- [The problem]
The answer should consist of the records below, repeated exactly, and no pictures.

BEGIN Input records

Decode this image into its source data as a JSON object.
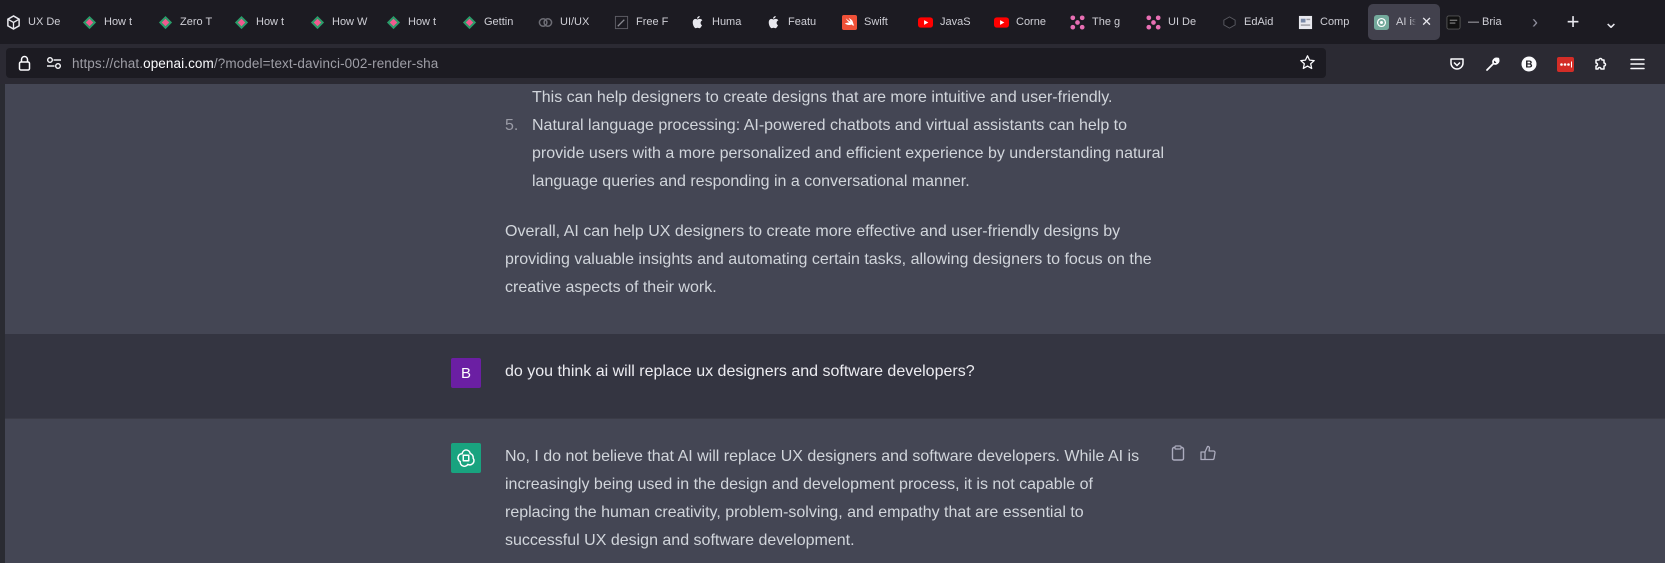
{
  "tabs": [
    {
      "label": "UX De",
      "icon": "hexagon-logo-icon"
    },
    {
      "label": "How t",
      "icon": "green-gem-icon"
    },
    {
      "label": "Zero T",
      "icon": "green-gem-icon"
    },
    {
      "label": "How t",
      "icon": "green-gem-icon"
    },
    {
      "label": "How W",
      "icon": "green-gem-icon"
    },
    {
      "label": "How t",
      "icon": "green-gem-icon"
    },
    {
      "label": "Gettin",
      "icon": "green-gem-icon"
    },
    {
      "label": "UI/UX",
      "icon": "cc-logo-icon"
    },
    {
      "label": "Free F",
      "icon": "pen-icon"
    },
    {
      "label": "Huma",
      "icon": "apple-logo-icon"
    },
    {
      "label": "Featu",
      "icon": "apple-logo-icon"
    },
    {
      "label": "Swift",
      "icon": "swift-logo-icon"
    },
    {
      "label": "JavaS",
      "icon": "youtube-icon"
    },
    {
      "label": "Corne",
      "icon": "youtube-icon"
    },
    {
      "label": "The g",
      "icon": "pink-dots-icon"
    },
    {
      "label": "UI De",
      "icon": "pink-dots-icon"
    },
    {
      "label": "EdAid",
      "icon": "edaid-logo-icon"
    },
    {
      "label": "Comp",
      "icon": "doc-icon"
    },
    {
      "label": "AI is",
      "icon": "openai-logo-icon",
      "active": true
    },
    {
      "label": "— Bria",
      "icon": "dark-square-icon"
    }
  ],
  "tab_controls": {
    "scroll": "›",
    "new_tab": "+",
    "list_all": "⌄"
  },
  "address": {
    "prefix": "https://chat.",
    "host": "openai.com",
    "rest": "/?model=text-davinci-002-render-sha"
  },
  "conversation": {
    "assistant_top": {
      "continuation": "This can help designers to create designs that are more intuitive and user-friendly.",
      "item_number": "5.",
      "item_text": "Natural language processing: AI-powered chatbots and virtual assistants can help to provide users with a more personalized and efficient experience by understanding natural language queries and responding in a conversational manner.",
      "summary": "Overall, AI can help UX designers to create more effective and user-friendly designs by providing valuable insights and automating certain tasks, allowing designers to focus on the creative aspects of their work."
    },
    "user": {
      "avatar_letter": "B",
      "message": "do you think ai will replace ux designers and software developers?"
    },
    "assistant_bottom": {
      "answer": "No, I do not believe that AI will replace UX designers and software developers. While AI is increasingly being used in the design and development process, it is not capable of replacing the human creativity, problem-solving, and empathy that are essential to successful UX design and software development."
    }
  },
  "colors": {
    "user_avatar": "#6b1fa3",
    "assistant_avatar": "#19a37f",
    "assistant_bg": "#444654",
    "user_bg": "#343541"
  }
}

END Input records

- [Output of the exercise]
Decode this image into its source data as a JSON object.
{
  "tabs": [
    {
      "label": "UX De",
      "icon": "hexagon-logo-icon"
    },
    {
      "label": "How t",
      "icon": "green-gem-icon"
    },
    {
      "label": "Zero T",
      "icon": "green-gem-icon"
    },
    {
      "label": "How t",
      "icon": "green-gem-icon"
    },
    {
      "label": "How W",
      "icon": "green-gem-icon"
    },
    {
      "label": "How t",
      "icon": "green-gem-icon"
    },
    {
      "label": "Gettin",
      "icon": "green-gem-icon"
    },
    {
      "label": "UI/UX",
      "icon": "cc-logo-icon"
    },
    {
      "label": "Free F",
      "icon": "pen-icon"
    },
    {
      "label": "Huma",
      "icon": "apple-logo-icon"
    },
    {
      "label": "Featu",
      "icon": "apple-logo-icon"
    },
    {
      "label": "Swift",
      "icon": "swift-logo-icon"
    },
    {
      "label": "JavaS",
      "icon": "youtube-icon"
    },
    {
      "label": "Corne",
      "icon": "youtube-icon"
    },
    {
      "label": "The g",
      "icon": "pink-dots-icon"
    },
    {
      "label": "UI De",
      "icon": "pink-dots-icon"
    },
    {
      "label": "EdAid",
      "icon": "edaid-logo-icon"
    },
    {
      "label": "Comp",
      "icon": "doc-icon"
    },
    {
      "label": "AI is",
      "icon": "openai-logo-icon",
      "active": true
    },
    {
      "label": "— Bria",
      "icon": "dark-square-icon"
    }
  ],
  "tab_controls": {
    "scroll": "›",
    "new_tab": "+",
    "list_all": "⌄"
  },
  "address": {
    "prefix": "https://chat.",
    "host": "openai.com",
    "rest": "/?model=text-davinci-002-render-sha"
  },
  "conversation": {
    "assistant_top": {
      "continuation": "This can help designers to create designs that are more intuitive and user-friendly.",
      "item_number": "5.",
      "item_text": "Natural language processing: AI-powered chatbots and virtual assistants can help to provide users with a more personalized and efficient experience by understanding natural language queries and responding in a conversational manner.",
      "summary": "Overall, AI can help UX designers to create more effective and user-friendly designs by providing valuable insights and automating certain tasks, allowing designers to focus on the creative aspects of their work."
    },
    "user": {
      "avatar_letter": "B",
      "message": "do you think ai will replace ux designers and software developers?"
    },
    "assistant_bottom": {
      "answer": "No, I do not believe that AI will replace UX designers and software developers. While AI is increasingly being used in the design and development process, it is not capable of replacing the human creativity, problem-solving, and empathy that are essential to successful UX design and software development."
    }
  },
  "colors": {
    "user_avatar": "#6b1fa3",
    "assistant_avatar": "#19a37f",
    "assistant_bg": "#444654",
    "user_bg": "#343541"
  }
}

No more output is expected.